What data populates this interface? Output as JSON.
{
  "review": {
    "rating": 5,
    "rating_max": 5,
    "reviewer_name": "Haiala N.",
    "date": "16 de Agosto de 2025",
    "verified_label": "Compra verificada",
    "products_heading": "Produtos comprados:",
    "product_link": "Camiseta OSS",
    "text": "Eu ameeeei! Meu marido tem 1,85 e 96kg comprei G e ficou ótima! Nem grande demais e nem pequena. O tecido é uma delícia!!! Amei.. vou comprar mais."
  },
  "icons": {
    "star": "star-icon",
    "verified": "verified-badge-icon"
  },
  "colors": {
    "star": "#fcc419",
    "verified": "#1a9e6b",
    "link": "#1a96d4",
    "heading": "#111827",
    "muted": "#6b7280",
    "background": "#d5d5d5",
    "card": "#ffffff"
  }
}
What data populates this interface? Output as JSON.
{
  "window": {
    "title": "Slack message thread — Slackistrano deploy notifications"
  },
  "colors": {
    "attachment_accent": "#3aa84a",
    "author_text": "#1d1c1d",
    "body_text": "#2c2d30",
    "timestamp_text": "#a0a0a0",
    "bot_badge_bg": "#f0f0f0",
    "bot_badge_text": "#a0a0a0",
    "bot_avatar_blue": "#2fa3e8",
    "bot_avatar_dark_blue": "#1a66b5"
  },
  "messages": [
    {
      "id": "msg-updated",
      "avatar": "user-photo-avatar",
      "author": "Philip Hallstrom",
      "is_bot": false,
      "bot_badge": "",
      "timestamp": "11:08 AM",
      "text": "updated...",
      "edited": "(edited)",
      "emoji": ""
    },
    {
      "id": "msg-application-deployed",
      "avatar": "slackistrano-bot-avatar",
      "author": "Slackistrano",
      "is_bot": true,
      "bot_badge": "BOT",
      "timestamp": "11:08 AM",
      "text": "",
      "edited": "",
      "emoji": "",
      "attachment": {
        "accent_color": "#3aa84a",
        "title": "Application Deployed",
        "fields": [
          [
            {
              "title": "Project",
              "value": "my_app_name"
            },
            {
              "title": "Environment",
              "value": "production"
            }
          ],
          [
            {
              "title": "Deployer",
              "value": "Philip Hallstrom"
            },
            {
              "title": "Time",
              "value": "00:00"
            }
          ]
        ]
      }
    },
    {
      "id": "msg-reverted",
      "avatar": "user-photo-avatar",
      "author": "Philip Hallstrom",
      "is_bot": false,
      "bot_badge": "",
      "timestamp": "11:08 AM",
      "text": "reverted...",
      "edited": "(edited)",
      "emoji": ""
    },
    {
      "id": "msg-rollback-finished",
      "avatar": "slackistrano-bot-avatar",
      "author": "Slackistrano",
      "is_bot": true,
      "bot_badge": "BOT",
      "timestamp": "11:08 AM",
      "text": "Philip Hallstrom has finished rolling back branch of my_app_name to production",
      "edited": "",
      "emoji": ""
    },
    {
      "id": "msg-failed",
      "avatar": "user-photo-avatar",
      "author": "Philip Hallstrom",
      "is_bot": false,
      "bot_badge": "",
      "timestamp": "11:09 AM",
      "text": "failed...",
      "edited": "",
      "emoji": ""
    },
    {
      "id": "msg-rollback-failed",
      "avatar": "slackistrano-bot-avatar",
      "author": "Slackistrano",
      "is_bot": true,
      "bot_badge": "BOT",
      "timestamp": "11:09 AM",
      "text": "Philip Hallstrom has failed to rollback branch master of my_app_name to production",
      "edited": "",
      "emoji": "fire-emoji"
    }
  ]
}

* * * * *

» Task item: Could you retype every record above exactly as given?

» Task result:
What data populates this interface? Output as JSON.
{
  "review": {
    "rating": 5,
    "rating_max": 5,
    "reviewer_name": "Haiala N.",
    "date": "16 de Agosto de 2025",
    "verified_label": "Compra verificada",
    "products_heading": "Produtos comprados:",
    "product_link": "Camiseta OSS",
    "text": "Eu ameeeei! Meu marido tem 1,85 e 96kg comprei G e ficou ótima! Nem grande demais e nem pequena. O tecido é uma delícia!!! Amei.. vou comprar mais."
  },
  "icons": {
    "star": "star-icon",
    "verified": "verified-badge-icon"
  },
  "colors": {
    "star": "#fcc419",
    "verified": "#1a9e6b",
    "link": "#1a96d4",
    "heading": "#111827",
    "muted": "#6b7280",
    "background": "#d5d5d5",
    "card": "#ffffff"
  }
}
What data populates this interface? Output as JSON.
{
  "window": {
    "title": "Slack message thread — Slackistrano deploy notifications"
  },
  "colors": {
    "attachment_accent": "#3aa84a",
    "author_text": "#1d1c1d",
    "body_text": "#2c2d30",
    "timestamp_text": "#a0a0a0",
    "bot_badge_bg": "#f0f0f0",
    "bot_badge_text": "#a0a0a0",
    "bot_avatar_blue": "#2fa3e8",
    "bot_avatar_dark_blue": "#1a66b5"
  },
  "messages": [
    {
      "id": "msg-updated",
      "avatar": "user-photo-avatar",
      "author": "Philip Hallstrom",
      "is_bot": false,
      "bot_badge": "",
      "timestamp": "11:08 AM",
      "text": "updated...",
      "edited": "(edited)",
      "emoji": ""
    },
    {
      "id": "msg-application-deployed",
      "avatar": "slackistrano-bot-avatar",
      "author": "Slackistrano",
      "is_bot": true,
      "bot_badge": "BOT",
      "timestamp": "11:08 AM",
      "text": "",
      "edited": "",
      "emoji": "",
      "attachment": {
        "accent_color": "#3aa84a",
        "title": "Application Deployed",
        "fields": [
          [
            {
              "title": "Project",
              "value": "my_app_name"
            },
            {
              "title": "Environment",
              "value": "production"
            }
          ],
          [
            {
              "title": "Deployer",
              "value": "Philip Hallstrom"
            },
            {
              "title": "Time",
              "value": "00:00"
            }
          ]
        ]
      }
    },
    {
      "id": "msg-reverted",
      "avatar": "user-photo-avatar",
      "author": "Philip Hallstrom",
      "is_bot": false,
      "bot_badge": "",
      "timestamp": "11:08 AM",
      "text": "reverted...",
      "edited": "(edited)",
      "emoji": ""
    },
    {
      "id": "msg-rollback-finished",
      "avatar": "slackistrano-bot-avatar",
      "author": "Slackistrano",
      "is_bot": true,
      "bot_badge": "BOT",
      "timestamp": "11:08 AM",
      "text": "Philip Hallstrom has finished rolling back branch of my_app_name to production",
      "edited": "",
      "emoji": ""
    },
    {
      "id": "msg-failed",
      "avatar": "user-photo-avatar",
      "author": "Philip Hallstrom",
      "is_bot": false,
      "bot_badge": "",
      "timestamp": "11:09 AM",
      "text": "failed...",
      "edited": "",
      "emoji": ""
    },
    {
      "id": "msg-rollback-failed",
      "avatar": "slackistrano-bot-avatar",
      "author": "Slackistrano",
      "is_bot": true,
      "bot_badge": "BOT",
      "timestamp": "11:09 AM",
      "text": "Philip Hallstrom has failed to rollback branch master of my_app_name to production",
      "edited": "",
      "emoji": "fire-emoji"
    }
  ]
}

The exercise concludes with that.